Each record that follows should be repeated exactly, minus any images.

-=-=-

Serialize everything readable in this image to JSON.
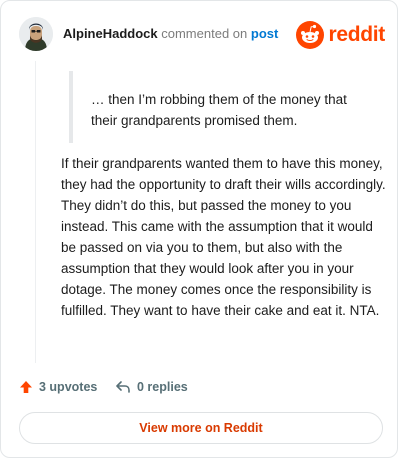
{
  "comment": {
    "author": "AlpineHaddock",
    "action": "commented on",
    "post_link": "post",
    "quote": "… then I’m robbing them of the money that their grandparents promised them.",
    "body": "If their grandparents wanted them to have this money, they had the opportunity to draft their wills accordingly. They didn’t do this, but passed the money to you instead. This came with the assumption that it would be passed on via you to them, but also with the assumption that they would look after you in your dotage. The money comes once the responsibility is fulfilled. They want to have their cake and eat it. NTA."
  },
  "brand": {
    "name": "reddit",
    "color": "#ff4500"
  },
  "stats": {
    "upvotes": "3 upvotes",
    "replies": "0 replies",
    "upvote_icon": "upvote-arrow-icon",
    "reply_icon": "reply-icon"
  },
  "footer": {
    "view_more_label": "View more on Reddit"
  },
  "colors": {
    "accent": "#ff4500",
    "link": "#0079d3",
    "button_text": "#d93a00"
  }
}
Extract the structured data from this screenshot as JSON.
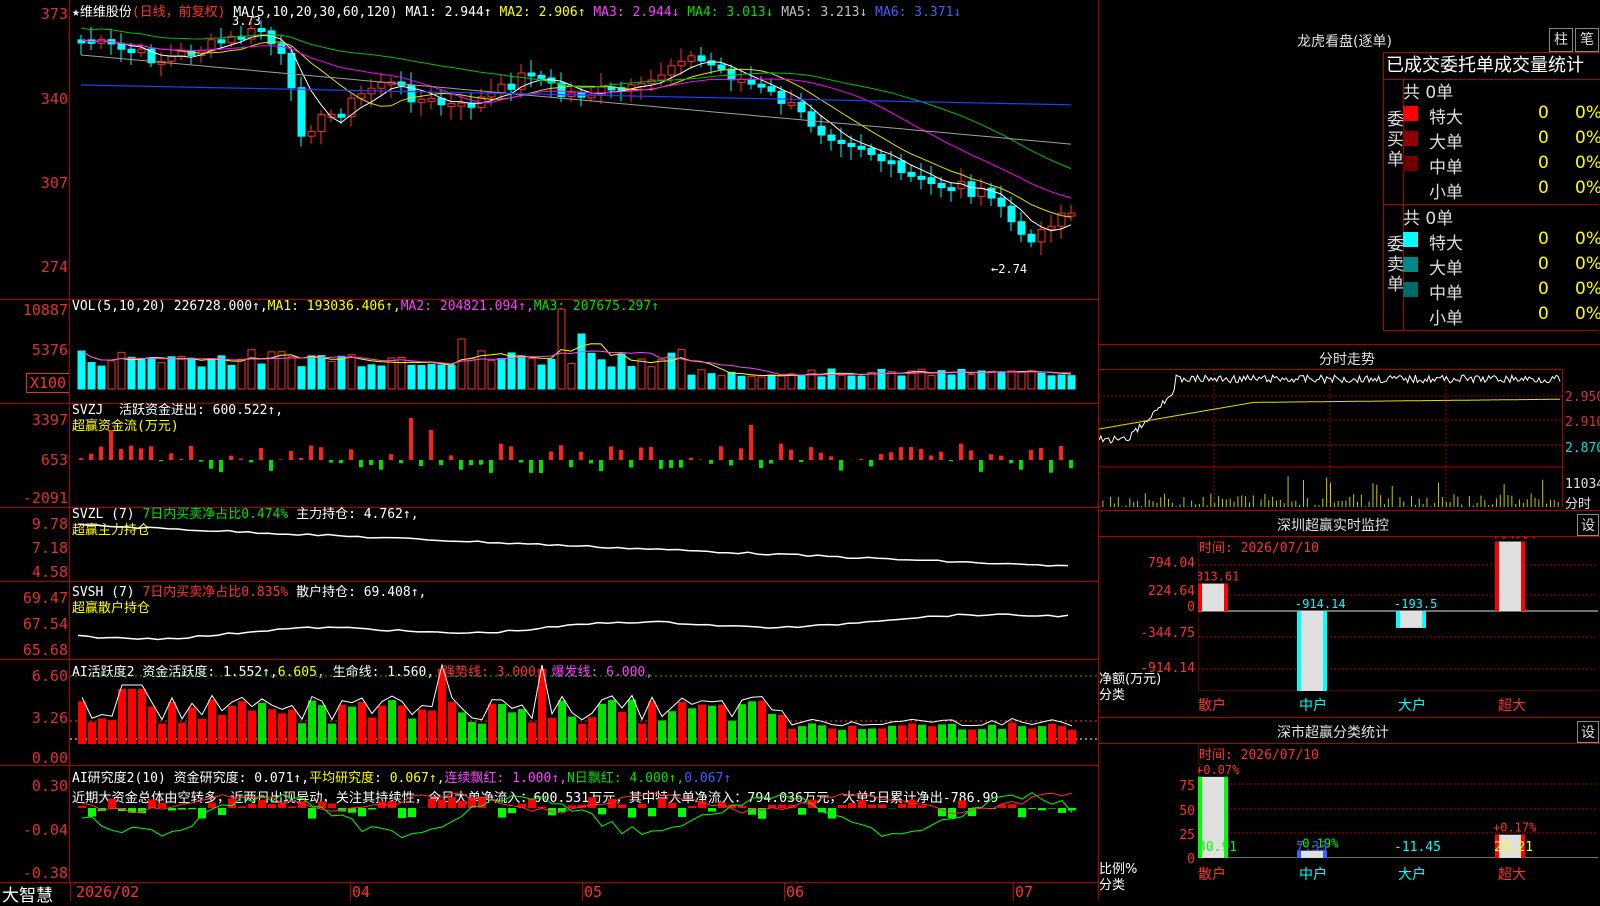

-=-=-

**Answer section**
Serialize everything readable in this image to JSON.
{
  "comment": {
    "author": "AlpineHaddock",
    "action": "commented on",
    "post_link": "post",
    "quote": "… then I’m robbing them of the money that their grandparents promised them.",
    "body": "If their grandparents wanted them to have this money, they had the opportunity to draft their wills accordingly. They didn’t do this, but passed the money to you instead. This came with the assumption that it would be passed on via you to them, but also with the assumption that they would look after you in your dotage. The money comes once the responsibility is fulfilled. They want to have their cake and eat it. NTA."
  },
  "brand": {
    "name": "reddit",
    "color": "#ff4500"
  },
  "stats": {
    "upvotes": "3 upvotes",
    "replies": "0 replies",
    "upvote_icon": "upvote-arrow-icon",
    "reply_icon": "reply-icon"
  },
  "footer": {
    "view_more_label": "View more on Reddit"
  },
  "colors": {
    "accent": "#ff4500",
    "link": "#0079d3",
    "button_text": "#d93a00"
  }
}
Extract the structured data from this screenshot as JSON.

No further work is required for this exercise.